- Activity
Find every line in the entries that holds the string "pattern" and report it.

- Supplied data
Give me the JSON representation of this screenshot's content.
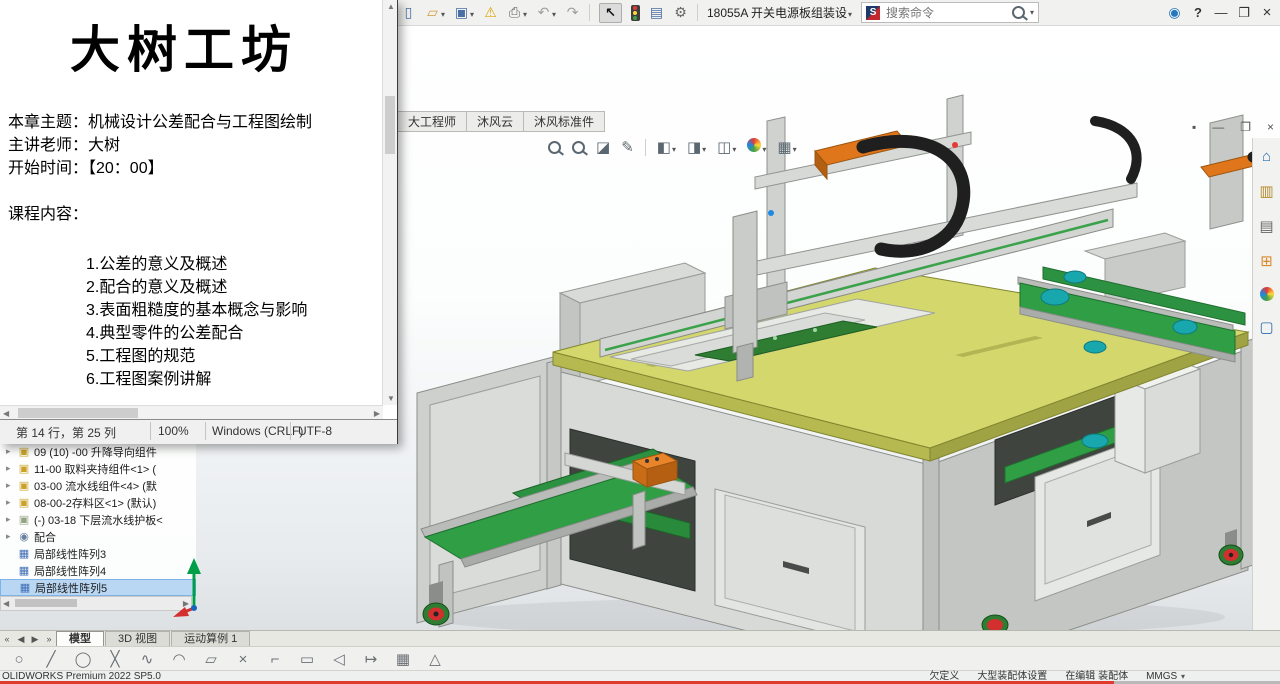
{
  "colors": {
    "selection": "#b9d7f3",
    "progress_red": "#e0392e",
    "table_top": "#d3d76c",
    "conveyor_green": "#2f9e44",
    "roller_teal": "#18a7ad",
    "actuator_orange": "#e0761b"
  },
  "titlebar": {
    "doc_title": "18055A 开关电源板组装设",
    "search_placeholder": "搜索命令",
    "logo_letter": "S"
  },
  "icons": {
    "new_doc": "▯",
    "open": "▱",
    "save": "▣",
    "warning": "⚠",
    "print": "⎙",
    "undo": "↶",
    "redo": "↷",
    "cursor": "↖",
    "list": "▤",
    "gear": "⚙",
    "caret": "▾",
    "user": "◉",
    "help": "?",
    "minimize": "—",
    "restore": "❐",
    "close": "×",
    "section_view": "◪",
    "annotation": "✎",
    "display_style": "◨",
    "hide_items": "◫",
    "view_cube": "◧",
    "view_settings": "▦",
    "home": "⌂",
    "design_library": "▥",
    "file_explorer": "▤",
    "view_palette": "⊞",
    "custom_properties": "▢",
    "nav_first": "«",
    "nav_prev": "◀",
    "nav_next": "▶",
    "nav_last": "»",
    "tree_caret": "▸",
    "component": "▣",
    "mates": "◉",
    "pattern": "▦",
    "scroll_up": "▲",
    "scroll_down": "▼",
    "scroll_left": "◀",
    "scroll_right": "▶",
    "pin": "▪"
  },
  "cmd_tabs": [
    "大工程师",
    "沐风云",
    "沐风标准件"
  ],
  "notepad": {
    "brand": "大树工坊",
    "topic": "本章主题：机械设计公差配合与工程图绘制",
    "teacher": "主讲老师：大树",
    "start_time": "开始时间：【20：00】",
    "content_heading": "课程内容：",
    "outline": [
      "1.公差的意义及概述",
      "2.配合的意义及概述",
      "3.表面粗糙度的基本概念与影响",
      "4.典型零件的公差配合",
      "5.工程图的规范",
      "6.工程图案例讲解"
    ],
    "status": {
      "position": "第 14 行，第 25 列",
      "zoom": "100%",
      "eol": "Windows (CRLF)",
      "encoding": "UTF-8"
    }
  },
  "tree": {
    "items": [
      {
        "label": "09 (10) -00 升降导向组件",
        "type": "component"
      },
      {
        "label": "11-00 取料夹持组件<1> (",
        "type": "component"
      },
      {
        "label": "03-00 流水线组件<4> (默",
        "type": "component"
      },
      {
        "label": "08-00-2存料区<1> (默认)",
        "type": "component"
      },
      {
        "label": "(-) 03-18 下层流水线护板<",
        "type": "component"
      },
      {
        "label": "配合",
        "type": "mates"
      },
      {
        "label": "局部线性阵列3",
        "type": "pattern"
      },
      {
        "label": "局部线性阵列4",
        "type": "pattern"
      },
      {
        "label": "局部线性阵列5",
        "type": "pattern",
        "selected": true
      }
    ]
  },
  "sketch_tools": [
    {
      "name": "ellipse",
      "glyph": "○"
    },
    {
      "name": "line",
      "glyph": "╱"
    },
    {
      "name": "circle",
      "glyph": "◯"
    },
    {
      "name": "cross",
      "glyph": "╳"
    },
    {
      "name": "spline",
      "glyph": "∿"
    },
    {
      "name": "arc",
      "glyph": "◠"
    },
    {
      "name": "parallelogram",
      "glyph": "▱"
    },
    {
      "name": "erase",
      "glyph": "×"
    },
    {
      "name": "corner",
      "glyph": "⌐"
    },
    {
      "name": "rectangle",
      "glyph": "▭"
    },
    {
      "name": "mirror",
      "glyph": "◁"
    },
    {
      "name": "offset",
      "glyph": "↦"
    },
    {
      "name": "linear-pattern",
      "glyph": "▦"
    },
    {
      "name": "chamfer",
      "glyph": "△"
    }
  ],
  "bottom_tabs": [
    "模型",
    "3D 视图",
    "运动算例 1"
  ],
  "statusbar": {
    "product": "OLIDWORKS Premium 2022 SP5.0",
    "state": "欠定义",
    "assembly_mode": "大型装配体设置",
    "editing": "在编辑 装配体",
    "units": "MMGS"
  },
  "player": {
    "progress_percent": 87
  }
}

- Answer to the exercise
    "pattern": "▦",
        "type": "pattern"
        "type": "pattern"
        "type": "pattern",
      "name": "linear-pattern",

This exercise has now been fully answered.